### Input data

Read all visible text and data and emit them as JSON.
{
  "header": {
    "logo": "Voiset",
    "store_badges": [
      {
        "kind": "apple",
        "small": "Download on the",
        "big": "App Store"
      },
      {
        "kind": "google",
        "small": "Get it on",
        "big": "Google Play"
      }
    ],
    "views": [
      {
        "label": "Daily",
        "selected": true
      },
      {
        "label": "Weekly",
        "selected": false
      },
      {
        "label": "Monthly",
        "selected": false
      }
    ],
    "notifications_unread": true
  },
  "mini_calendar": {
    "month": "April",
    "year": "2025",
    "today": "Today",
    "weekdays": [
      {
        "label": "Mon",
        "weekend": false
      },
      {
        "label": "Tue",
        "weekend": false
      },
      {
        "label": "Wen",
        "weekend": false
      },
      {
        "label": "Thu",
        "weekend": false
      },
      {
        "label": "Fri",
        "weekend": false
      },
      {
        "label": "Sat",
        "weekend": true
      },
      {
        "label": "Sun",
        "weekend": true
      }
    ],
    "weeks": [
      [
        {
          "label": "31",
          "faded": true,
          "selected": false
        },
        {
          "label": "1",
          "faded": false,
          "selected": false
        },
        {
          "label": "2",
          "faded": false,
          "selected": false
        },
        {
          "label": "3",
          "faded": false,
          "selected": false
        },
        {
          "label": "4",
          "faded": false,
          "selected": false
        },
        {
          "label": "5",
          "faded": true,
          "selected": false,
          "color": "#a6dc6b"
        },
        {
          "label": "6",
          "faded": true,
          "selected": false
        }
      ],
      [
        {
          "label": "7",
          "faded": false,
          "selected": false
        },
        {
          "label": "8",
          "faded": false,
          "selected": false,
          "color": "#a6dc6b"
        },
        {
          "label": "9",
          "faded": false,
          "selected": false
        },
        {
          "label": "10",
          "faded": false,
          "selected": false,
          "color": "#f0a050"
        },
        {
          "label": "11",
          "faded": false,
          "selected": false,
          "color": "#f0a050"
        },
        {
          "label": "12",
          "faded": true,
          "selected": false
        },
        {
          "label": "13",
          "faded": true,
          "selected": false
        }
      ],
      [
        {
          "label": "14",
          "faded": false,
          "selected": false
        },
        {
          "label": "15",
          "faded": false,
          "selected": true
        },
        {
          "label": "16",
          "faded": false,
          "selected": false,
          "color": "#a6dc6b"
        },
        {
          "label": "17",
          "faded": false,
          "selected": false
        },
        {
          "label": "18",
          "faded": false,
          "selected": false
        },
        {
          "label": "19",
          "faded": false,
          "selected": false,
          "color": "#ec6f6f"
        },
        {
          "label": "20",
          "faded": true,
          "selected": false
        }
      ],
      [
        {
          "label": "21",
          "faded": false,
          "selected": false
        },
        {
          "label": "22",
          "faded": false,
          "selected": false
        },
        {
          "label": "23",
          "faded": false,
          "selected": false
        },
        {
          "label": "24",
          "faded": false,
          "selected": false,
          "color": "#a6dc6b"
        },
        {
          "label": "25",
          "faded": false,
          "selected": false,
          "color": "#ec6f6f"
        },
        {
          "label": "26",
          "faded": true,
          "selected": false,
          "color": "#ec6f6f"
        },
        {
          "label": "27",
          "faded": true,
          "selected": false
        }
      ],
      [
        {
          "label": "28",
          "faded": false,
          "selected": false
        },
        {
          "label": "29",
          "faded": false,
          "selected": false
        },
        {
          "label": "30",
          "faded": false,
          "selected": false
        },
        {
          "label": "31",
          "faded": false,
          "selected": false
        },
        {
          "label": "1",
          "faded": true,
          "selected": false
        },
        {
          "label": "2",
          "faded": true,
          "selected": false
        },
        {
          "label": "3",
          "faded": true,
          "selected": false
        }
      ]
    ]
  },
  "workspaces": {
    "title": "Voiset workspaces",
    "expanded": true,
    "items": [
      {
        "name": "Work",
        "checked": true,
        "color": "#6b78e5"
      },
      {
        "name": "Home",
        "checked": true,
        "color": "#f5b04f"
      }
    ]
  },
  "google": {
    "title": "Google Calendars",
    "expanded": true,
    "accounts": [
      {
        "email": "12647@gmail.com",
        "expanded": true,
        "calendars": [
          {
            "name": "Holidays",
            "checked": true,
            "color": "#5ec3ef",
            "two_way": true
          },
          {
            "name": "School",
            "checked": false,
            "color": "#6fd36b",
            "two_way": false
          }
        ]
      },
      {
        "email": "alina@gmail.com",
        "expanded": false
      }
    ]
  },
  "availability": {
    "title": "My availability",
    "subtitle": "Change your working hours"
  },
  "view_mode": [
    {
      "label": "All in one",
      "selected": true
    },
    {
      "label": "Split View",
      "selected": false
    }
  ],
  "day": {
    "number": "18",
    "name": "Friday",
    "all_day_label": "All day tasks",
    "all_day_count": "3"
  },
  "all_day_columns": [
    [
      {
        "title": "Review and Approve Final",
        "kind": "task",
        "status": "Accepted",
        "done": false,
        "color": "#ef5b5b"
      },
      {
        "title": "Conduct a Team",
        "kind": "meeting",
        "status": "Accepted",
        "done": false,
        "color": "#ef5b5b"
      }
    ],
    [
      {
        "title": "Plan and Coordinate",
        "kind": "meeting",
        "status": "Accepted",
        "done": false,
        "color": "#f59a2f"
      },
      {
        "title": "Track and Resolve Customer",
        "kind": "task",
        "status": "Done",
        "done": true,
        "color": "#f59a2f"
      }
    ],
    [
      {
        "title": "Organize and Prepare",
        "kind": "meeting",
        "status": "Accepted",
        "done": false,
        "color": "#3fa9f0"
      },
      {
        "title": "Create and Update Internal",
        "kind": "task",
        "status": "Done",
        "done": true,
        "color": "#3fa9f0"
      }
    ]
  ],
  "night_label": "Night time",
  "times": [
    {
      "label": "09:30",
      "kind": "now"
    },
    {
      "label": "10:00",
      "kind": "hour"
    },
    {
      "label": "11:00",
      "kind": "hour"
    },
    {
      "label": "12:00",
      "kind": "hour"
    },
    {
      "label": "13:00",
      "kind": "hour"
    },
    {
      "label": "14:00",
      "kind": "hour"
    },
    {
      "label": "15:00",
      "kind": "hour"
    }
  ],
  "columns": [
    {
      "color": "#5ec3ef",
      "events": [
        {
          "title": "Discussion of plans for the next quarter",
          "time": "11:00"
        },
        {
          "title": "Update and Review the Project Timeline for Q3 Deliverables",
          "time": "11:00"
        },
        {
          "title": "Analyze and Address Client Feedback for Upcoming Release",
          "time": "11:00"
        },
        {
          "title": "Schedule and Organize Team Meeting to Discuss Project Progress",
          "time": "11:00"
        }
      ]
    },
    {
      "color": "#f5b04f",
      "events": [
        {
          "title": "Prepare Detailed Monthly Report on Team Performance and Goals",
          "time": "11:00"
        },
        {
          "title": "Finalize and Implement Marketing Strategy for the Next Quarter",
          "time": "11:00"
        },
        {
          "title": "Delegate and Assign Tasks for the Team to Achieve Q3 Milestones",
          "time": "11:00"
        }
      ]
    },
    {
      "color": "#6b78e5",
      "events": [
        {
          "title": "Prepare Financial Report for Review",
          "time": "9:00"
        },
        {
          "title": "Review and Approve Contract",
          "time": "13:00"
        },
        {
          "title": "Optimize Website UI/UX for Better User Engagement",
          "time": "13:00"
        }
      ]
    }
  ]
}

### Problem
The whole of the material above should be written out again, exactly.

### Answer section
Read all visible text and data and emit them as JSON.
{
  "header": {
    "logo": "Voiset",
    "store_badges": [
      {
        "kind": "apple",
        "small": "Download on the",
        "big": "App Store"
      },
      {
        "kind": "google",
        "small": "Get it on",
        "big": "Google Play"
      }
    ],
    "views": [
      {
        "label": "Daily",
        "selected": true
      },
      {
        "label": "Weekly",
        "selected": false
      },
      {
        "label": "Monthly",
        "selected": false
      }
    ],
    "notifications_unread": true
  },
  "mini_calendar": {
    "month": "April",
    "year": "2025",
    "today": "Today",
    "weekdays": [
      {
        "label": "Mon",
        "weekend": false
      },
      {
        "label": "Tue",
        "weekend": false
      },
      {
        "label": "Wen",
        "weekend": false
      },
      {
        "label": "Thu",
        "weekend": false
      },
      {
        "label": "Fri",
        "weekend": false
      },
      {
        "label": "Sat",
        "weekend": true
      },
      {
        "label": "Sun",
        "weekend": true
      }
    ],
    "weeks": [
      [
        {
          "label": "31",
          "faded": true,
          "selected": false
        },
        {
          "label": "1",
          "faded": false,
          "selected": false
        },
        {
          "label": "2",
          "faded": false,
          "selected": false
        },
        {
          "label": "3",
          "faded": false,
          "selected": false
        },
        {
          "label": "4",
          "faded": false,
          "selected": false
        },
        {
          "label": "5",
          "faded": true,
          "selected": false,
          "color": "#a6dc6b"
        },
        {
          "label": "6",
          "faded": true,
          "selected": false
        }
      ],
      [
        {
          "label": "7",
          "faded": false,
          "selected": false
        },
        {
          "label": "8",
          "faded": false,
          "selected": false,
          "color": "#a6dc6b"
        },
        {
          "label": "9",
          "faded": false,
          "selected": false
        },
        {
          "label": "10",
          "faded": false,
          "selected": false,
          "color": "#f0a050"
        },
        {
          "label": "11",
          "faded": false,
          "selected": false,
          "color": "#f0a050"
        },
        {
          "label": "12",
          "faded": true,
          "selected": false
        },
        {
          "label": "13",
          "faded": true,
          "selected": false
        }
      ],
      [
        {
          "label": "14",
          "faded": false,
          "selected": false
        },
        {
          "label": "15",
          "faded": false,
          "selected": true
        },
        {
          "label": "16",
          "faded": false,
          "selected": false,
          "color": "#a6dc6b"
        },
        {
          "label": "17",
          "faded": false,
          "selected": false
        },
        {
          "label": "18",
          "faded": false,
          "selected": false
        },
        {
          "label": "19",
          "faded": false,
          "selected": false,
          "color": "#ec6f6f"
        },
        {
          "label": "20",
          "faded": true,
          "selected": false
        }
      ],
      [
        {
          "label": "21",
          "faded": false,
          "selected": false
        },
        {
          "label": "22",
          "faded": false,
          "selected": false
        },
        {
          "label": "23",
          "faded": false,
          "selected": false
        },
        {
          "label": "24",
          "faded": false,
          "selected": false,
          "color": "#a6dc6b"
        },
        {
          "label": "25",
          "faded": false,
          "selected": false,
          "color": "#ec6f6f"
        },
        {
          "label": "26",
          "faded": true,
          "selected": false,
          "color": "#ec6f6f"
        },
        {
          "label": "27",
          "faded": true,
          "selected": false
        }
      ],
      [
        {
          "label": "28",
          "faded": false,
          "selected": false
        },
        {
          "label": "29",
          "faded": false,
          "selected": false
        },
        {
          "label": "30",
          "faded": false,
          "selected": false
        },
        {
          "label": "31",
          "faded": false,
          "selected": false
        },
        {
          "label": "1",
          "faded": true,
          "selected": false
        },
        {
          "label": "2",
          "faded": true,
          "selected": false
        },
        {
          "label": "3",
          "faded": true,
          "selected": false
        }
      ]
    ]
  },
  "workspaces": {
    "title": "Voiset workspaces",
    "expanded": true,
    "items": [
      {
        "name": "Work",
        "checked": true,
        "color": "#6b78e5"
      },
      {
        "name": "Home",
        "checked": true,
        "color": "#f5b04f"
      }
    ]
  },
  "google": {
    "title": "Google Calendars",
    "expanded": true,
    "accounts": [
      {
        "email": "12647@gmail.com",
        "expanded": true,
        "calendars": [
          {
            "name": "Holidays",
            "checked": true,
            "color": "#5ec3ef",
            "two_way": true
          },
          {
            "name": "School",
            "checked": false,
            "color": "#6fd36b",
            "two_way": false
          }
        ]
      },
      {
        "email": "alina@gmail.com",
        "expanded": false
      }
    ]
  },
  "availability": {
    "title": "My availability",
    "subtitle": "Change your working hours"
  },
  "view_mode": [
    {
      "label": "All in one",
      "selected": true
    },
    {
      "label": "Split View",
      "selected": false
    }
  ],
  "day": {
    "number": "18",
    "name": "Friday",
    "all_day_label": "All day tasks",
    "all_day_count": "3"
  },
  "all_day_columns": [
    [
      {
        "title": "Review and Approve Final",
        "kind": "task",
        "status": "Accepted",
        "done": false,
        "color": "#ef5b5b"
      },
      {
        "title": "Conduct a Team",
        "kind": "meeting",
        "status": "Accepted",
        "done": false,
        "color": "#ef5b5b"
      }
    ],
    [
      {
        "title": "Plan and Coordinate",
        "kind": "meeting",
        "status": "Accepted",
        "done": false,
        "color": "#f59a2f"
      },
      {
        "title": "Track and Resolve Customer",
        "kind": "task",
        "status": "Done",
        "done": true,
        "color": "#f59a2f"
      }
    ],
    [
      {
        "title": "Organize and Prepare",
        "kind": "meeting",
        "status": "Accepted",
        "done": false,
        "color": "#3fa9f0"
      },
      {
        "title": "Create and Update Internal",
        "kind": "task",
        "status": "Done",
        "done": true,
        "color": "#3fa9f0"
      }
    ]
  ],
  "night_label": "Night time",
  "times": [
    {
      "label": "09:30",
      "kind": "now"
    },
    {
      "label": "10:00",
      "kind": "hour"
    },
    {
      "label": "11:00",
      "kind": "hour"
    },
    {
      "label": "12:00",
      "kind": "hour"
    },
    {
      "label": "13:00",
      "kind": "hour"
    },
    {
      "label": "14:00",
      "kind": "hour"
    },
    {
      "label": "15:00",
      "kind": "hour"
    }
  ],
  "columns": [
    {
      "color": "#5ec3ef",
      "events": [
        {
          "title": "Discussion of plans for the next quarter",
          "time": "11:00"
        },
        {
          "title": "Update and Review the Project Timeline for Q3 Deliverables",
          "time": "11:00"
        },
        {
          "title": "Analyze and Address Client Feedback for Upcoming Release",
          "time": "11:00"
        },
        {
          "title": "Schedule and Organize Team Meeting to Discuss Project Progress",
          "time": "11:00"
        }
      ]
    },
    {
      "color": "#f5b04f",
      "events": [
        {
          "title": "Prepare Detailed Monthly Report on Team Performance and Goals",
          "time": "11:00"
        },
        {
          "title": "Finalize and Implement Marketing Strategy for the Next Quarter",
          "time": "11:00"
        },
        {
          "title": "Delegate and Assign Tasks for the Team to Achieve Q3 Milestones",
          "time": "11:00"
        }
      ]
    },
    {
      "color": "#6b78e5",
      "events": [
        {
          "title": "Prepare Financial Report for Review",
          "time": "9:00"
        },
        {
          "title": "Review and Approve Contract",
          "time": "13:00"
        },
        {
          "title": "Optimize Website UI/UX for Better User Engagement",
          "time": "13:00"
        }
      ]
    }
  ]
}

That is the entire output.